◆ **Brief**
Scan the records for "name". Report each line that includes it.

BEGIN

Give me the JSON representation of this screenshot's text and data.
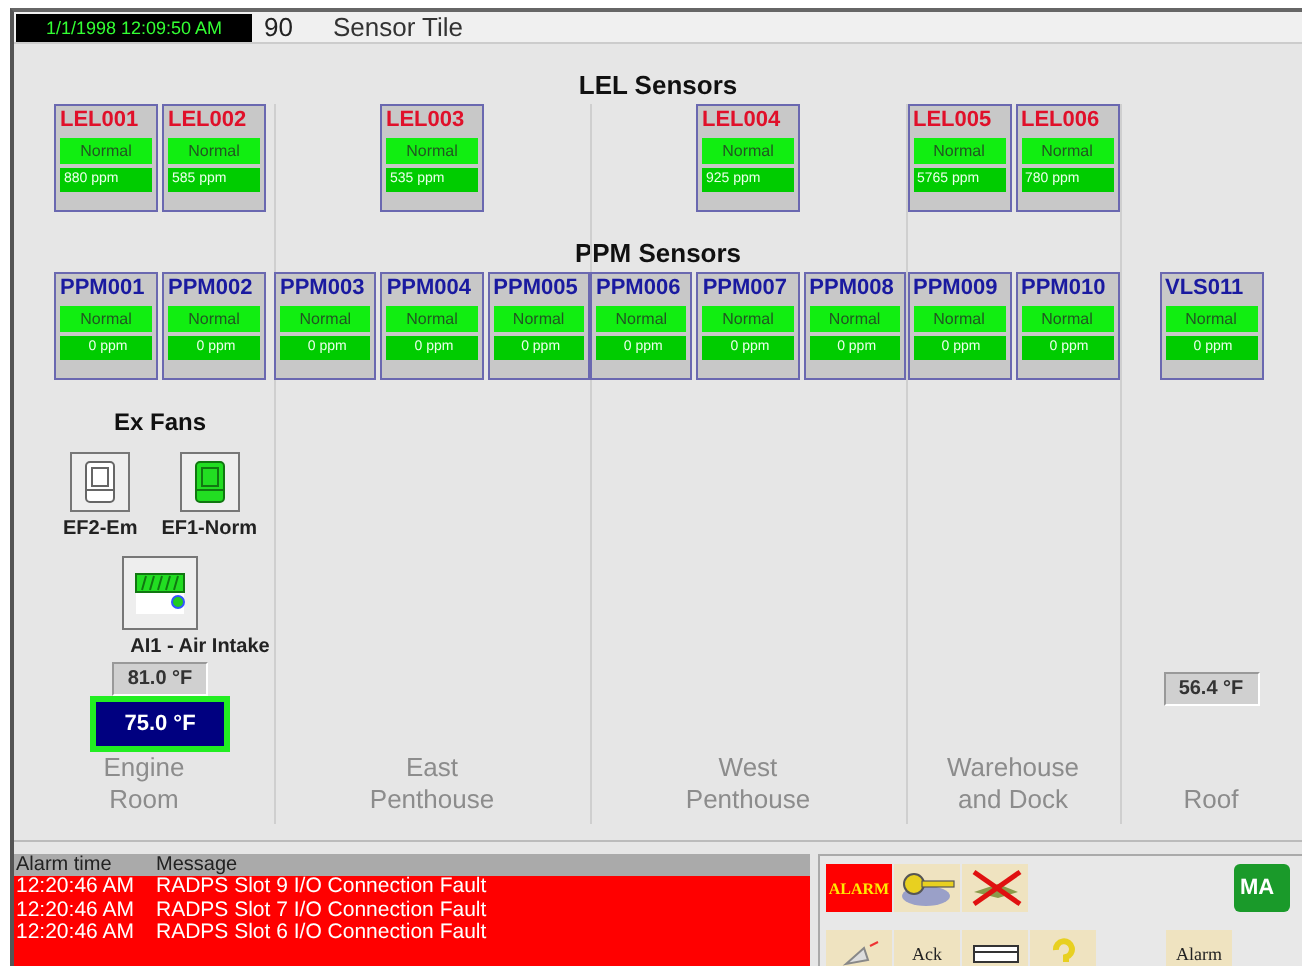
{
  "header": {
    "clock": "1/1/1998 12:09:50 AM",
    "number": "90",
    "title": "Sensor Tile"
  },
  "lel_title": "LEL Sensors",
  "ppm_title": "PPM Sensors",
  "areas": [
    {
      "name": "Engine Room",
      "lel": [
        {
          "id": "LEL001",
          "status": "Normal",
          "reading": "880 ppm"
        },
        {
          "id": "LEL002",
          "status": "Normal",
          "reading": "585 ppm"
        }
      ],
      "ppm": [
        {
          "id": "PPM001",
          "status": "Normal",
          "reading": "0 ppm"
        },
        {
          "id": "PPM002",
          "status": "Normal",
          "reading": "0 ppm"
        }
      ],
      "fans_title": "Ex Fans",
      "fans": [
        {
          "label": "EF2-Em",
          "running": false
        },
        {
          "label": "EF1-Norm",
          "running": true
        }
      ],
      "intake": {
        "label": "AI1 - Air Intake"
      },
      "temps": [
        {
          "kind": "reading",
          "value": "81.0 °F"
        },
        {
          "kind": "setpoint",
          "value": "75.0 °F"
        }
      ]
    },
    {
      "name": "East Penthouse",
      "lel": [
        {
          "id": "LEL003",
          "status": "Normal",
          "reading": "535 ppm"
        }
      ],
      "ppm": [
        {
          "id": "PPM003",
          "status": "Normal",
          "reading": "0 ppm"
        },
        {
          "id": "PPM004",
          "status": "Normal",
          "reading": "0 ppm"
        },
        {
          "id": "PPM005",
          "status": "Normal",
          "reading": "0 ppm"
        }
      ]
    },
    {
      "name": "West Penthouse",
      "lel": [
        {
          "id": "LEL004",
          "status": "Normal",
          "reading": "925 ppm"
        }
      ],
      "ppm": [
        {
          "id": "PPM006",
          "status": "Normal",
          "reading": "0 ppm"
        },
        {
          "id": "PPM007",
          "status": "Normal",
          "reading": "0 ppm"
        },
        {
          "id": "PPM008",
          "status": "Normal",
          "reading": "0 ppm"
        }
      ]
    },
    {
      "name": "Warehouse and Dock",
      "lel": [
        {
          "id": "LEL005",
          "status": "Normal",
          "reading": "5765 ppm"
        },
        {
          "id": "LEL006",
          "status": "Normal",
          "reading": "780 ppm"
        }
      ],
      "ppm": [
        {
          "id": "PPM009",
          "status": "Normal",
          "reading": "0 ppm"
        },
        {
          "id": "PPM010",
          "status": "Normal",
          "reading": "0 ppm"
        }
      ]
    },
    {
      "name": "Roof",
      "ppm": [
        {
          "id": "VLS011",
          "status": "Normal",
          "reading": "0 ppm"
        }
      ],
      "temps": [
        {
          "kind": "reading",
          "value": "56.4 °F"
        }
      ]
    }
  ],
  "alarms": {
    "columns": [
      "Alarm time",
      "Message"
    ],
    "rows": [
      {
        "time": "12:20:46 AM",
        "message": "RADPS Slot 9 I/O Connection Fault"
      },
      {
        "time": "12:20:46 AM",
        "message": "RADPS Slot 7 I/O Connection Fault"
      },
      {
        "time": "12:20:46 AM",
        "message": "RADPS Slot 6 I/O Connection Fault"
      }
    ]
  },
  "toolbar": [
    [
      {
        "kind": "alarm",
        "label": "ALARM"
      },
      {
        "kind": "key"
      },
      {
        "kind": "silence"
      },
      {
        "kind": "map",
        "label": "MA"
      }
    ],
    [
      {
        "kind": "horn"
      },
      {
        "kind": "ack",
        "label": "Ack"
      },
      {
        "kind": "list"
      },
      {
        "kind": "help"
      },
      {
        "kind": "alarm-list",
        "label": "Alarm"
      }
    ]
  ]
}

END

◆ **Exercise result**
      "name": "Engine Room",
      "name": "East Penthouse",
      "name": "West Penthouse",
      "name": "Warehouse and Dock",
      "name": "Roof",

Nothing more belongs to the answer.